What occurs after we die, and when we die will our lives have had any meaning? These questions preoccupy both Steven Haworth and the characters in his new play, Little Fishes, which opened last night at the Hudson Guild Theatre.
The 100 year-old Nels has been residing in a Minneapolis nursing home for three years, being tended to by, and matching wits with, the much younger Brad, one of the playfully sadistic employees. Though Brad takes great delight in tormenting Nels, he is every bit as confused about his own future and death. It is that confusion, and the characters' attempts to better understand their own beliefs and faith, that form the basis for most of the conflict in the play.
As Brad, Nicholas Piper runs through a wide gamut of emotions, and handles them all with apparently great ease. Though he is not always able to make some of the more unwieldy lines land, the moment always comes across. Paul Barry's Nels isn't required to make the emotional leaps that Piper is, but delivers the lines expertly and seriously, making them all work.
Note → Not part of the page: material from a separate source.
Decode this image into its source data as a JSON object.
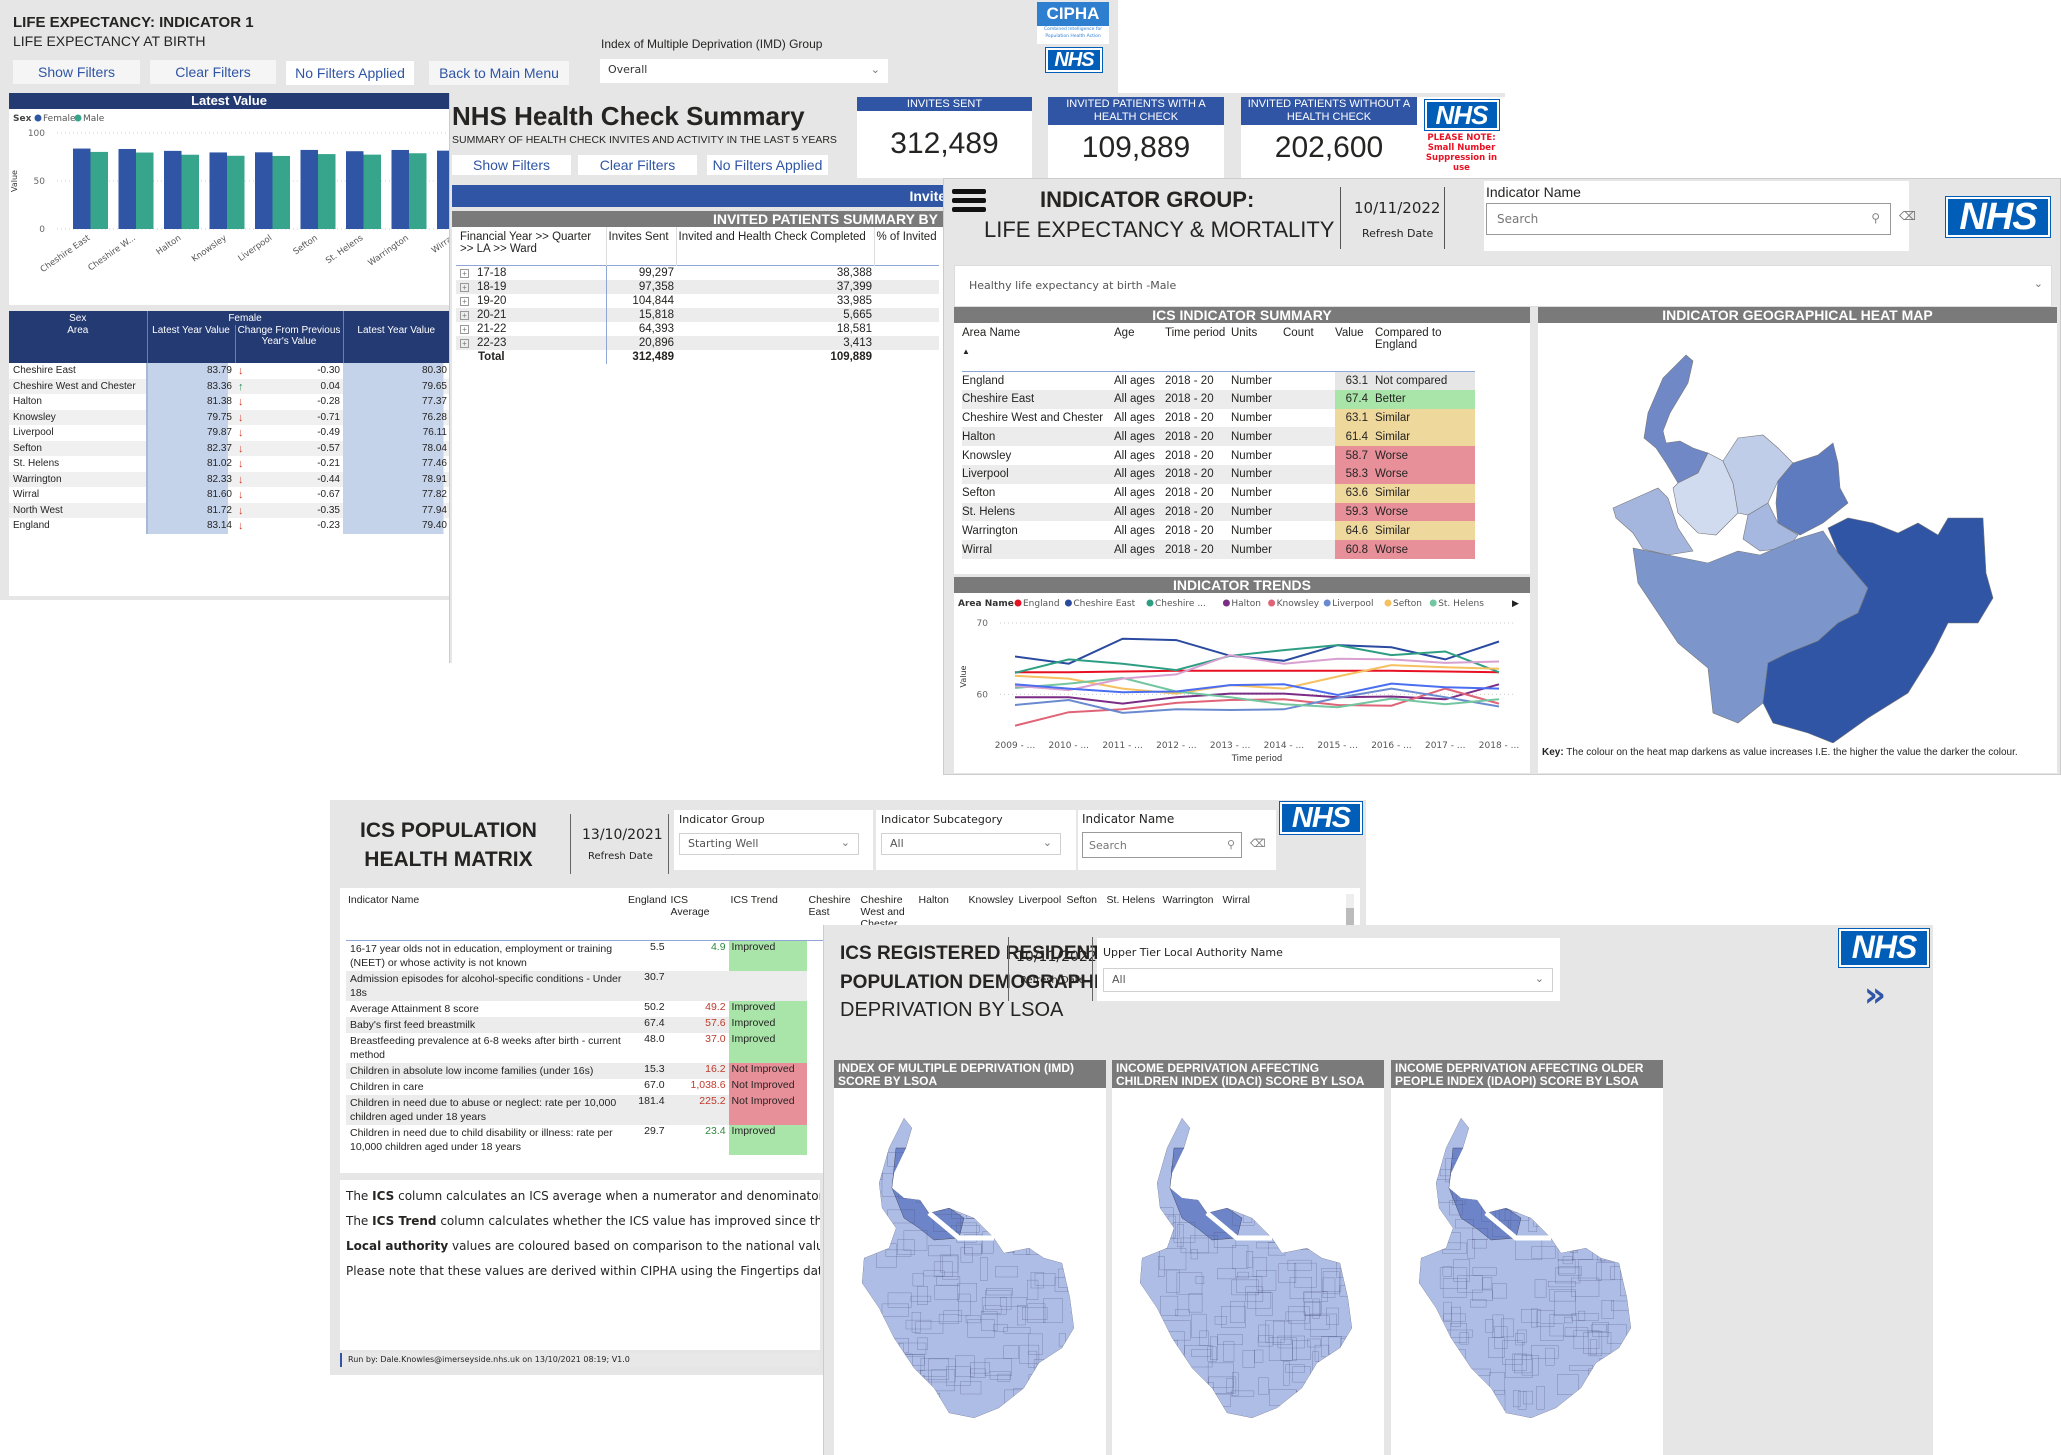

John Tardibuono, as Brad's assistant (and frequent victim) Pipe, seems out of his element early on, but grows into his character as the evening progresses.
Despite the ability of the cast, and the potential for a fascinating subject, Little Fishes suffers from some flaws that prevent the show from being truly fulfilling. Haworth's writing is frequently repetitive, attempting to drive certain points home more often than is absolutely necessary, even to the point of inserting some out-of-place and far too overt symbolism near the end of the show. There is also a certain uneven quality to the script, which alternately suggests schmaltzy hour-long television drama and serious theatre. Haworth suggests a number of themes including racism, ageism, and even murder that are not adequately dealt with.
A more serious problem is that of the role of Brad, the largest in the show. Brad is clearly preoccupied with death, even to the point of wanting to watch patients as they die. The origin of this preoccupation is never clear, however. Does he work in a nursing home because of his attraction to death, or did he develop that because of his job? The script and the performances don't allow us to make that determination, which results in a certain incompleteness in Brad's character.
Kim T. Sharp's direction, though frequently "by the numbers" and implementing few ideas that elevate the script, generally suits the material. There are a few moments in the show set against music, however, that actually detract from the drama and the atmosphere of impending death he seems to wish to create. Elizabeth Chaney's set design is adequate and colorful, though it doesn't suggest the sterilized, institutional nursing home one might expect.
For the problems with the script and the production, however, the show is never dull, pretentious, or preachy, and has a number of surprisingly funny lines that seem to emerge from the characters more than just meeting a need to "lighten the moment." Even more importantly, the play achieves some very strong dramatic moments near the end, becoming genuinely moving as the characters grow more introspective, and the complexities of their relationships, especially between Nels and Brad, come to light.
The vagaries of death always make for a compelling, if difficult subject. How can a play answer questions to which no living person can have the answers? Little Fishes does its best to search for answers, but does not ultimately succeed. Overall, it feels unfinished, as though the seeds of its ideas were allowed to sprout, but not given time to fully grow. The sincerity of the writing and the production show that the potential for a thoroughly moving and meaningful show is here, but has not yet been fully explored.
Abingdon Theatre Company